The solution: The first step in dealing with your data is to understand what data you have, where it is stored and who has access to it. These questions should be addressed through the use of a custodian questionnaire (“CQ”), which can be handled easily through some eDiscovery platforms. CQs can be used in place of interviews or to supplement them. With the knowledge gained from a well thought out CQ, you can determine where any potentially relevant files reside, the best ways to handle that data and gain insight into the circumstances of the case, which will help with case strategy and management.
Once you have a grasp on how to handle your data, work with your eDiscovery team to determine the best platform, or combination of tools and platforms, for preserving, collecting, processing and reviewing your data. Ideally, the solution will be tailored to your needs and will involve one platform to help manage legal holds and collect and process data, and another platform that attorneys can use to review potentially relevant documents. Make sure your review platform allows for plug-ins, which can provide additional functionality, such as deep analysis, clear visualizations, technology assisted review analytics and robust redaction capability.
3. Regulatory requirements
Food manufacturers must meet a host of requirements, including extensive record keeping demonstrating the implementation of food safety plans and Hazard Analysis and Critical Control Points (HACCP) plans to documenting the monitoring of critical control points, critical limits and verification activities. Additional documentation is mandated when plans are updated and new requirements necessitate additional policies. Retention and regulation requirements must also be followed for version history of most such documents.
The solution: It’s crucial to establish a policy that clearly outlines what data to keep, where to store it and how long to keep it, as well as what data to delete, when to delete it and how to ensure it’s deleted defensibly. A data management policy should be implemented and audited regularly so that it remains justifiable if questioned by regulators or in litigation. Keep in mind that companies have an obligation to retain any data under legal hold as well as any data that may be subject to other retention rules, so be sure to coordinate your data retention and defensible deletion policies.

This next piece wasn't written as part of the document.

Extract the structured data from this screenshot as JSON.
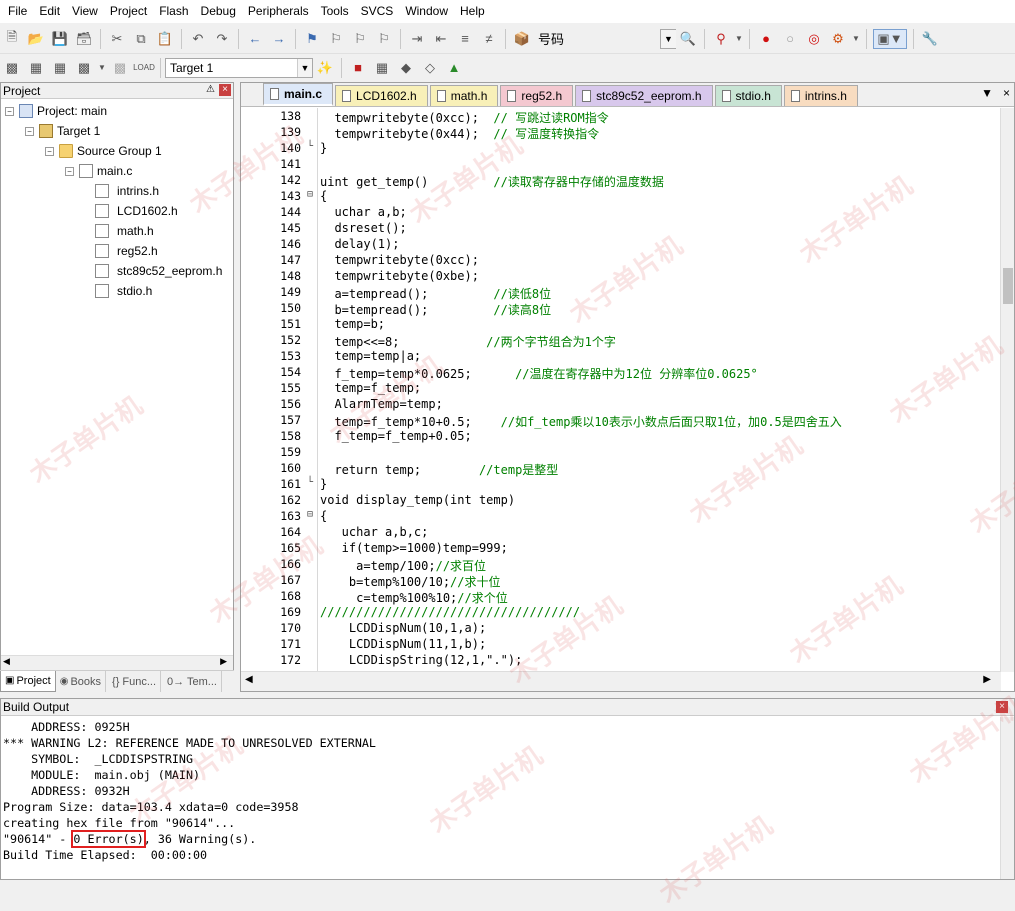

Preparation is key to overcoming the eDiscovery challenges facing the food and beverage industry. With the right team and a customized, detailed eDiscovery plan in place, you can ensure eDiscovery is handled quickly, correctly and securely — every time.

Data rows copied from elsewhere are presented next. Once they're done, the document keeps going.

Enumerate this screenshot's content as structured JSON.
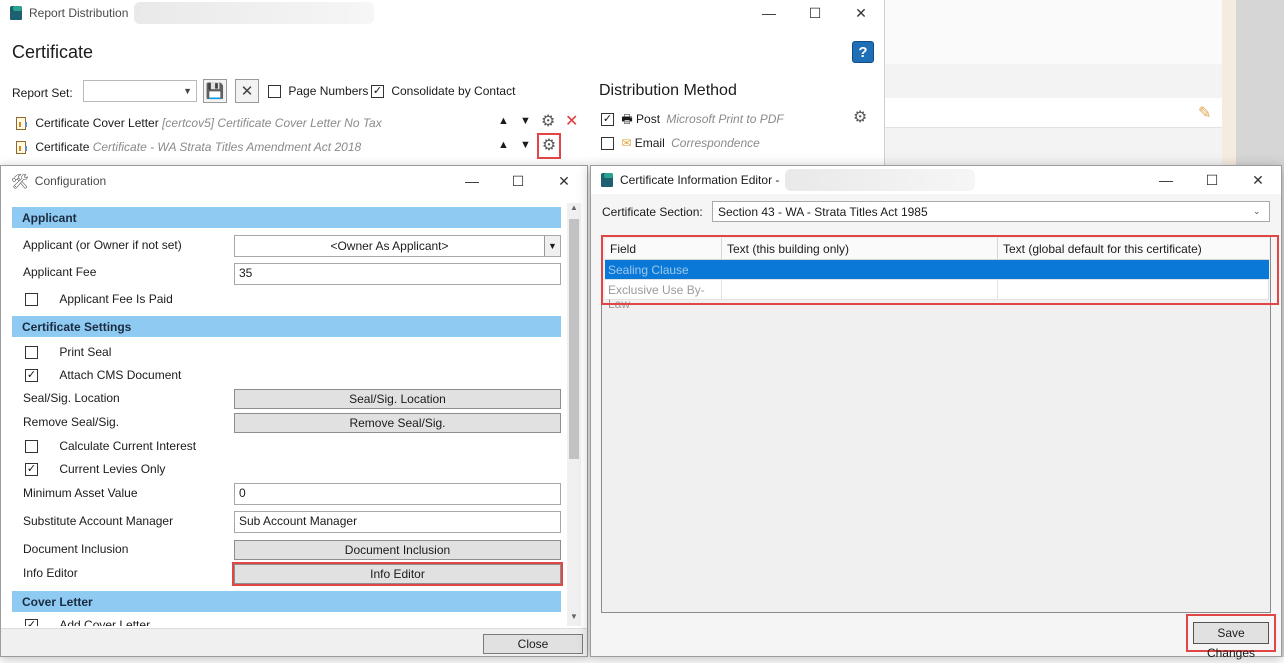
{
  "report_distribution": {
    "title": "Report Distribution",
    "heading": "Certificate",
    "help_icon": "?",
    "report_set_label": "Report Set:",
    "report_set_value": "",
    "page_numbers_label": "Page Numbers",
    "page_numbers_checked": false,
    "consolidate_label": "Consolidate by Contact",
    "consolidate_checked": true,
    "reports": [
      {
        "name": "Certificate Cover Letter",
        "detail": "[certcov5] Certificate Cover Letter No Tax"
      },
      {
        "name": "Certificate",
        "detail": "Certificate - WA Strata Titles Amendment Act 2018"
      }
    ],
    "distribution_method_heading": "Distribution Method",
    "methods": [
      {
        "name": "Post",
        "detail": "Microsoft Print to PDF",
        "checked": true
      },
      {
        "name": "Email",
        "detail": "Correspondence",
        "checked": false
      }
    ]
  },
  "configuration": {
    "title": "Configuration",
    "sections": {
      "applicant": "Applicant",
      "certificate_settings": "Certificate Settings",
      "cover_letter": "Cover Letter"
    },
    "applicant_label": "Applicant (or Owner if not set)",
    "applicant_value": "<Owner As Applicant>",
    "applicant_fee_label": "Applicant Fee",
    "applicant_fee_value": "35",
    "applicant_fee_paid_label": "Applicant Fee Is Paid",
    "print_seal_label": "Print Seal",
    "attach_cms_label": "Attach CMS Document",
    "seal_location_label": "Seal/Sig. Location",
    "seal_location_button": "Seal/Sig. Location",
    "remove_seal_label": "Remove Seal/Sig.",
    "remove_seal_button": "Remove Seal/Sig.",
    "calc_interest_label": "Calculate Current Interest",
    "current_levies_label": "Current Levies Only",
    "min_asset_label": "Minimum Asset Value",
    "min_asset_value": "0",
    "sub_account_label": "Substitute Account Manager",
    "sub_account_value": "Sub Account Manager",
    "doc_inclusion_label": "Document Inclusion",
    "doc_inclusion_button": "Document Inclusion",
    "info_editor_label": "Info Editor",
    "info_editor_button": "Info Editor",
    "add_cover_letter_label": "Add Cover Letter",
    "close_button": "Close"
  },
  "cert_info_editor": {
    "title": "Certificate Information Editor -",
    "section_label": "Certificate Section:",
    "section_value": "Section 43 - WA - Strata Titles Act 1985",
    "columns": [
      "Field",
      "Text (this building only)",
      "Text (global default for this certificate)"
    ],
    "rows": [
      {
        "field": "Sealing Clause",
        "building": "",
        "global": ""
      },
      {
        "field": "Exclusive Use By-Law",
        "building": "",
        "global": ""
      }
    ],
    "save_button": "Save Changes"
  }
}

Barry Schwartz, Esq., CEDS is SVP of Advisory Services at BIA, a leading national eDiscovery and digital forensics company. Barry Schwartz is highly proficient in discovery and document review matters and holds more than 35 years of legal and business consulting management experience. He oversees BIA’s advisory division and is primarily responsible for providing consulting and advisory services to BIA’s clients. Barry is able to provide experienced, sound insight in multiple areas, including information management, litigation & discovery, document retention and management, regulatory compliance and IT security.